BenQ EW2775ZH Full HD VA model
When it comes to viewing comfort and a nice-looking image for all-round use, the BenQ EW2750ZL is a popular choice amongst our readers. The BenQ EW2775ZH brings forward a similar panel and combines it with a host of interesting new features with viewing comfort in mind. Aesthetically the monitor does not deviate too wildly from the EW2750ZL, with a fairly angular appearance with very slender bezels. These are dual-stage bezels with a very thin panel border (which is hard to see when the monitor is switched off) and an extreme thin hard outer component. The bottom bezel has a brushed effect – you’ll also see a mysterious button with metallic-looking blue logo towards the bottom right. We’ll come onto this shortly. The included stand offers tilt (5° forwards, 20° backwards) as the only ergonomic option.
The panel used is a 27” AU Optronics AMVA+ (Advanced Multi-Domain Vertical Alignment ‘Plus’) model, sporting a 1920 x 1080 (Full HD) resolution and 60Hz refresh rate.
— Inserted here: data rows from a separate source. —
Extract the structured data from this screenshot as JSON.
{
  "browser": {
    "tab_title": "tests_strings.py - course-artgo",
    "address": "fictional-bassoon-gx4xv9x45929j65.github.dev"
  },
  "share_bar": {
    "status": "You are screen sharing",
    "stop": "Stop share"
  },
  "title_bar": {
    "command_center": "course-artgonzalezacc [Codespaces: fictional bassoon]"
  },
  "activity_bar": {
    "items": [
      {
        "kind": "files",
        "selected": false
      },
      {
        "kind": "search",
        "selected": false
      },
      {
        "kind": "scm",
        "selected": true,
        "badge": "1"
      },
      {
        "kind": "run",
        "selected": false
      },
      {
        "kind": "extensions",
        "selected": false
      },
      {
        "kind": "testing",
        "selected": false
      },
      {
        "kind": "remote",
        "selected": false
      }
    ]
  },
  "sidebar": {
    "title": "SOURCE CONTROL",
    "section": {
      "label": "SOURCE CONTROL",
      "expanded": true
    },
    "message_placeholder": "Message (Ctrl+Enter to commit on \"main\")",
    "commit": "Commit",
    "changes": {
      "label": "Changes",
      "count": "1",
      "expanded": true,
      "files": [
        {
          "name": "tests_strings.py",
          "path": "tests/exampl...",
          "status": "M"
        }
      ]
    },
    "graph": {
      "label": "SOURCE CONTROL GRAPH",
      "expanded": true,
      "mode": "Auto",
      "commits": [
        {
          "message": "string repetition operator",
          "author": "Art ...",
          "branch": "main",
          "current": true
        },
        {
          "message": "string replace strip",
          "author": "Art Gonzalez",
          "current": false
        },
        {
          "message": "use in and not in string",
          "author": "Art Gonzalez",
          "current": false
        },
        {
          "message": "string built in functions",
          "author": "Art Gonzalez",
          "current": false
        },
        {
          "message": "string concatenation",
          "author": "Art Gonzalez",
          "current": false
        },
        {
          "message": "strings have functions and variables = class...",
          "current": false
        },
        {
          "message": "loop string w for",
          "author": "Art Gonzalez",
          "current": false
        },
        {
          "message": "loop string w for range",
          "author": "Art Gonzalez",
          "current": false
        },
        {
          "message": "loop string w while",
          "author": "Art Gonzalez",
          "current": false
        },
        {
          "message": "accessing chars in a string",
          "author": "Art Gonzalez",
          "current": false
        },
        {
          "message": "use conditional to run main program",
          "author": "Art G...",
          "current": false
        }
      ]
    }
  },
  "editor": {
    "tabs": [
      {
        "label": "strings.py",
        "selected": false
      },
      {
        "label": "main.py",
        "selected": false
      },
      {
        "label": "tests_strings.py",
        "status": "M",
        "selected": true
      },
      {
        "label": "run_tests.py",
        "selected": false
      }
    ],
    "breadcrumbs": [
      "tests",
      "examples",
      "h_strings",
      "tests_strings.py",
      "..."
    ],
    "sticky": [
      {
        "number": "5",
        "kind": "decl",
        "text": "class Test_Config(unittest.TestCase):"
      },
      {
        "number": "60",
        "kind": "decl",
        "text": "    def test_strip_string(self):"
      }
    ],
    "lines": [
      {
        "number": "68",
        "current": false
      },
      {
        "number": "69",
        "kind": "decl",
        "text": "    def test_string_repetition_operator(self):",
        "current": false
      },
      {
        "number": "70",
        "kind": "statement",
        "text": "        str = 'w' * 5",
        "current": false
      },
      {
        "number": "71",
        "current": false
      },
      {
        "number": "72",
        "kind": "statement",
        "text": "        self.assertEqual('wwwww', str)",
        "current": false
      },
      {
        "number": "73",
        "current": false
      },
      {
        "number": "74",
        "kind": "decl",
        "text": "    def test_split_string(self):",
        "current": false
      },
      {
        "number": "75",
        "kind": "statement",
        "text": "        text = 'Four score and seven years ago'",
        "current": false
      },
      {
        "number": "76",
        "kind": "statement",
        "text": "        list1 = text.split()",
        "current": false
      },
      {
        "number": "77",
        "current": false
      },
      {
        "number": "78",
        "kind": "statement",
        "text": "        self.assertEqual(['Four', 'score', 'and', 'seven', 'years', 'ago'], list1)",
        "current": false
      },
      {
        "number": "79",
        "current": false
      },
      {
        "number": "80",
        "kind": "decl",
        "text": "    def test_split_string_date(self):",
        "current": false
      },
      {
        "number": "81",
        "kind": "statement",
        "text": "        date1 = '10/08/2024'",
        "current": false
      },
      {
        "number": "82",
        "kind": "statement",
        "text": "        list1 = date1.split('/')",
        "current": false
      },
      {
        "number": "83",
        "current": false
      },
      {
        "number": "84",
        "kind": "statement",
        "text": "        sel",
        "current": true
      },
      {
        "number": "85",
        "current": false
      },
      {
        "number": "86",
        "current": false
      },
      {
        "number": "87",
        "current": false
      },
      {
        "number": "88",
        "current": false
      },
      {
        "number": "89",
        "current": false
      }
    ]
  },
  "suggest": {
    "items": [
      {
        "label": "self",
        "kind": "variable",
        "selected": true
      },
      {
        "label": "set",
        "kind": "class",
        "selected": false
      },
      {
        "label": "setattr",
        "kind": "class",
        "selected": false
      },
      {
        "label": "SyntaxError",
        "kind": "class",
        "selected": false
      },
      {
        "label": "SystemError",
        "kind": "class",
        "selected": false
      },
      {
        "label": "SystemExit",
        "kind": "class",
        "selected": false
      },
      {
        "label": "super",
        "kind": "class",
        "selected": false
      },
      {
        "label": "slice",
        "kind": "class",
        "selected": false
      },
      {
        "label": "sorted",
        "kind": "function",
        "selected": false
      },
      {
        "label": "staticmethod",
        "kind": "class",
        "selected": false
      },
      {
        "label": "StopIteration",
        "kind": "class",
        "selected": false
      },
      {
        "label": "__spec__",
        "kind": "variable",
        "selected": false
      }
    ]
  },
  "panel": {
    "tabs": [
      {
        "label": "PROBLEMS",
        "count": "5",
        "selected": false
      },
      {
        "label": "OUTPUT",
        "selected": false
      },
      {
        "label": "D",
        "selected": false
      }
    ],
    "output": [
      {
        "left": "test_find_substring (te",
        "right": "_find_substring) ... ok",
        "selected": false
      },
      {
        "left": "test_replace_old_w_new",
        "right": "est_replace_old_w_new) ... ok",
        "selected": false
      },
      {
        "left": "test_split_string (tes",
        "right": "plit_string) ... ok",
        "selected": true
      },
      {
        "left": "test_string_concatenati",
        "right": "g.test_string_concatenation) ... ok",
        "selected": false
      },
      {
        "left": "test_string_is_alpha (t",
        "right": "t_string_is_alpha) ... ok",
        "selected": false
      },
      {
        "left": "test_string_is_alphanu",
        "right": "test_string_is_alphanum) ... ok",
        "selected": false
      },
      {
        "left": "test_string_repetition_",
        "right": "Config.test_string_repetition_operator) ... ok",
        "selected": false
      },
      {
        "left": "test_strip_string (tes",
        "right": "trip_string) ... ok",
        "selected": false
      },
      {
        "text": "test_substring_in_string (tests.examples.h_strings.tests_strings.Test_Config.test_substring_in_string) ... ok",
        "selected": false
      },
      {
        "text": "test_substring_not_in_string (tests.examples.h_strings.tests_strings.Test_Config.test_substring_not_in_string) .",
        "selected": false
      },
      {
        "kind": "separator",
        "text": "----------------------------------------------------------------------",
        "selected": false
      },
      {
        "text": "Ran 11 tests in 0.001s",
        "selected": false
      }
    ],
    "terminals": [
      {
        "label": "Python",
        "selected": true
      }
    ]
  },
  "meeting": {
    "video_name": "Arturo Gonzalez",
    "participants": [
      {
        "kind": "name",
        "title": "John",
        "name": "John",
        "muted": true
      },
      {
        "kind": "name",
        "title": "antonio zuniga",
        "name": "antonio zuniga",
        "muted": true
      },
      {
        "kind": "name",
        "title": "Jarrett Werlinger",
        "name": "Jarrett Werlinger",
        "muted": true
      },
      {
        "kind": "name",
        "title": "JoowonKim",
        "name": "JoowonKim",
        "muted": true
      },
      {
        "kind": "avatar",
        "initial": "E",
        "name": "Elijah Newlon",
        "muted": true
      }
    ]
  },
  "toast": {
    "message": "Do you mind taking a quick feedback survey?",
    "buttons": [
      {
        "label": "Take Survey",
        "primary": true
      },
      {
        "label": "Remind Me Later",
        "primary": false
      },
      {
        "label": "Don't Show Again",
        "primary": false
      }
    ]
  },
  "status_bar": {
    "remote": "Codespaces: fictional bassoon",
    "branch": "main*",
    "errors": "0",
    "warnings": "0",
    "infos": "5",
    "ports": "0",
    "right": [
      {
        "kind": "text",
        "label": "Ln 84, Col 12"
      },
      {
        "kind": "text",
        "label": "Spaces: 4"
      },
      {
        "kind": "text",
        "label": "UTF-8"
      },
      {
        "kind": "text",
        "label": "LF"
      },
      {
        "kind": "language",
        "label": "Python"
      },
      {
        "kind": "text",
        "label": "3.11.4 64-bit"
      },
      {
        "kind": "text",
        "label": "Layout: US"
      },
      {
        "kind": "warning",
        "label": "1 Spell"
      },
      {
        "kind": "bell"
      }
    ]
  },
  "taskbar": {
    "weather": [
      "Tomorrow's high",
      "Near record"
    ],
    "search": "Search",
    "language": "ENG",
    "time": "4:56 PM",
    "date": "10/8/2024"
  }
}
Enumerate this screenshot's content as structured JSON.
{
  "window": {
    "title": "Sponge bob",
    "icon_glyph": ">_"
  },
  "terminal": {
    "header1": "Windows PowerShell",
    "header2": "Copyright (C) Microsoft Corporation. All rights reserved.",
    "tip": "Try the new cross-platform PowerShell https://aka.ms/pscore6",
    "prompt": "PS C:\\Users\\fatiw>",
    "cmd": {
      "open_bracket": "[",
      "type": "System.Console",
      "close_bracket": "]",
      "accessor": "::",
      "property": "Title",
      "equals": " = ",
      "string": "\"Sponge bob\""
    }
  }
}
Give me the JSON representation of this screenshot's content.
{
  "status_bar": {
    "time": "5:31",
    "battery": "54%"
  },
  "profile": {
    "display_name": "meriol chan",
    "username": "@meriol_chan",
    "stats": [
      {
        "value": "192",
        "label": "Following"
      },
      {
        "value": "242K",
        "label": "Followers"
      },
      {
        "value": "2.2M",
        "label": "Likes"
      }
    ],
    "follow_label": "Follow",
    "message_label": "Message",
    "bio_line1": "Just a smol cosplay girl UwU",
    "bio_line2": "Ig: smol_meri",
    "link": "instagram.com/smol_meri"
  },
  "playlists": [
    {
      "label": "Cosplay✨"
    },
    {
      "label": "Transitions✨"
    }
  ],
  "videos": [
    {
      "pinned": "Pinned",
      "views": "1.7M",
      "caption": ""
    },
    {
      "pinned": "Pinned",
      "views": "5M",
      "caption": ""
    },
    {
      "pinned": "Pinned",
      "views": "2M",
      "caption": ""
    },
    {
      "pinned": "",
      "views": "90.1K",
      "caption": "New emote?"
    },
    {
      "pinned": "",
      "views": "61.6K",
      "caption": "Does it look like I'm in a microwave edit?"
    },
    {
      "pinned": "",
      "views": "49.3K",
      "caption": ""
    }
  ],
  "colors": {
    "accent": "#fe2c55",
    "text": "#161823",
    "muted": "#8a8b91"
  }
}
This features true 8-bit colour (no dithering) and will likely feature a very light matte screen surface. 178° horizontal and vertical viewing angles are specified alongside a 3000:1 static contrast ratio. The backlight is flicker-free WLED, using modified blue diodes as part of the ‘Low Blue Light Plus’ feature of the monitor. These shift the peak of blue light from 420 – 455nm (short wavelength, relatively high-energy blue light) to 455 – 480nm (longer wavelength, lower energy blue light). This allows the monitor to cut out high energy blue light without upsetting the overall colour temperature or balance of the image. The downside is that this longer wavelength blue light is still stimulating, so should still be minimised when you should be winding down (i.e. before bed). Fortunately, the monitor offers some modes which will offer ‘Low Blue Light’ with a lower colour temperature as well (such as the ‘Dark Room’ setting). So this model offers the best of both worlds when it comes to blue light reduction.
Another interesting feature is associated with that extra button mentioned earlier – this activates or deactivates the ‘Brightness Intelligence Technology’ (B.I. Tech.) of the monitor. On a basic level this feature combines ambient light sensing capabilities with a smart dynamic contrast algorithm. It allows the monitor to adjust its own brightness (and gamma, most likely) according to the content being displayed on the screen whilst also taking into account ambient lighting conditions. In this interesting white paper this feature is explored in more detail, along with the other new features of the monitor. It seems that this feature is designed to offer a more natural and gradual adaptation of the image to suit not only the content being displayed but also the lighting conditions. This contrasts with typical dynamic contrast and light sensor features, which are two very separate things that tend to offer fairly abrupt changes which aren’t at all harmonious.
Other features and specifications of the monitor include 6-axis colour adjustment and a 4ms grey to grey response time, compete with the usual AMA (Advanced Motion Acceleration) pixel overdrive feature. It will of course be very interesting to see how well this is implemented, as we’ve seen quite a lot of variability with recent VA models in this regard. The rear of the monitor lacks VESA holes (as with its immediate predecessors) but has a matte black finish with wood-grain texture. The ports have a more conventional horizontal layout rather than a vertical arrangement, too. These ports include; 2 HDMI 1.4 ports, VGA, 3.5mm headphone jack, 3.5mm line-in and DC power input (external power adaptor). There are also 2 x 2W speakers for basic sound output.
Further information can be found on the manufacturer’s website. The monitor started shipping in Europe in July 2016 and is also available in other regions such as the. We will bring you a review of this model if the demand is there.